MSK, UTC +3

In a deductive game for two players, SF and PGOM, SF conceals an $n$-digit number $x=x_1,\ldots,x_n$ in base $q$, and PGOM, who knows $n$ and $q$, tries to identify $x$ by asking a number of questions, which are answered by SF. Each question is an $n$-digit number $y=y_1,\ldots,y_n$ in base $q$; each answer is the number of subscripts $i$ such that $x_i=y_i$. Moreover, we require PGOM send all the questions at once.

In this talk, I will show that the minimum number of questions required to determine $x$ is $\frac{(2+o_q(1))n}{\log_q n}$. A more general problem is to determine the asymptotic formula of the metric dimension of Cartesian powers of a graph. I will state the class of graphs for which the formula can be determined, and the smallest graphs for which we did not manage to settle.

MSK, UTC +3
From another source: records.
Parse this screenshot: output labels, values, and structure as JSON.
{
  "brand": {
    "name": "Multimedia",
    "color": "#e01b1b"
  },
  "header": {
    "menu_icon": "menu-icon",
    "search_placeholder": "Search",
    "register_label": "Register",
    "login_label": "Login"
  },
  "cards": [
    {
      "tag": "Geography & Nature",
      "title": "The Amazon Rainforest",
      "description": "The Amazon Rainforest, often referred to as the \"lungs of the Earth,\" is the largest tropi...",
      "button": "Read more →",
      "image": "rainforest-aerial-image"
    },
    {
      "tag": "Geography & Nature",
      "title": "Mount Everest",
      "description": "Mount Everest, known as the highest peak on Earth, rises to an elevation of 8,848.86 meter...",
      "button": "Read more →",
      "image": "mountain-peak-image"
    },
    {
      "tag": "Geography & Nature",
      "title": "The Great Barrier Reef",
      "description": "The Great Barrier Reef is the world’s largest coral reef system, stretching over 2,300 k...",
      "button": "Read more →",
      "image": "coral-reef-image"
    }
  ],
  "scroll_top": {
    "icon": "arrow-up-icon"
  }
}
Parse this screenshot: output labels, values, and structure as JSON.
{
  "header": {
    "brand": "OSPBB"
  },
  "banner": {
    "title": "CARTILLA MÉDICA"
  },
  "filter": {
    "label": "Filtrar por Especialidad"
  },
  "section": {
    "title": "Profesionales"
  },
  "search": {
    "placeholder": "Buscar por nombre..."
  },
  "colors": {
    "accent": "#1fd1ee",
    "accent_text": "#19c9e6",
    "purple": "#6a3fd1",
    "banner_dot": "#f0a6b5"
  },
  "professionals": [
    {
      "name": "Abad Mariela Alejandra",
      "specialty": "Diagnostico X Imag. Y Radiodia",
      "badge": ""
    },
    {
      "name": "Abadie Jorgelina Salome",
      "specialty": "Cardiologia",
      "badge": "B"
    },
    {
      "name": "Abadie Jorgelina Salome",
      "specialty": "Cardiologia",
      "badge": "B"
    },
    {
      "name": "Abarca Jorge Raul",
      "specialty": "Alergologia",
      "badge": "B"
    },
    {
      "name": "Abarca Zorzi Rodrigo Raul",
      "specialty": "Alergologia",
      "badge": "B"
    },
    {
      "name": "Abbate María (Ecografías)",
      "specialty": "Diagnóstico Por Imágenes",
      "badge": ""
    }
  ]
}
The Hoffman bound is a spectral bound on the independence number of a graph. More precisely, it is an upper bound on the size of an independent set of a graph in terms of the smallest eigenvalue of its normalized adjacency operator. The bound has found numerous applications in extremal combinatorics, in particular, thanks to the work Alon-Dinur-Friedgut-Sudakov. They exploit the following fact: if the Hoffman bound is sharp for a graph, it remains sharp for a tensor power of the graph. In joint work with Filmus and Lifshitz, we prove a generalization of the Hoffman bound for hypergraphs with a similar property: it remains sharp in a tensor power of a hypergraph. We apply the bound to several problems in extremal combinatorics: Frankl’s problem on extended triangles, Mantel’s Theorem, Frankl-Tokushige Theorem on Intersecting Families. Our proof of Mantel's Theorem was praised by Friedgut as probably the most complicated proof of the theorem known to him.

MSK, UTC +3

A spherical two-distance set is a set of unit vectors in $d$-dimensional Euclidean space such that the inner products between two distinct vectors assume only two values, say α and β. In this talk, I will connect the problem of determining the maximum size of a spherical two-distance set in $R^d$ to forbidden subgraph characterization of signed graphs with eigenvalues bounded from below.

Based on joint work with Jonathan Tidor, Yuan Yao, Shengtong Zhang and Yufei Zhao, and work in progress with Alexandr Polyanskii.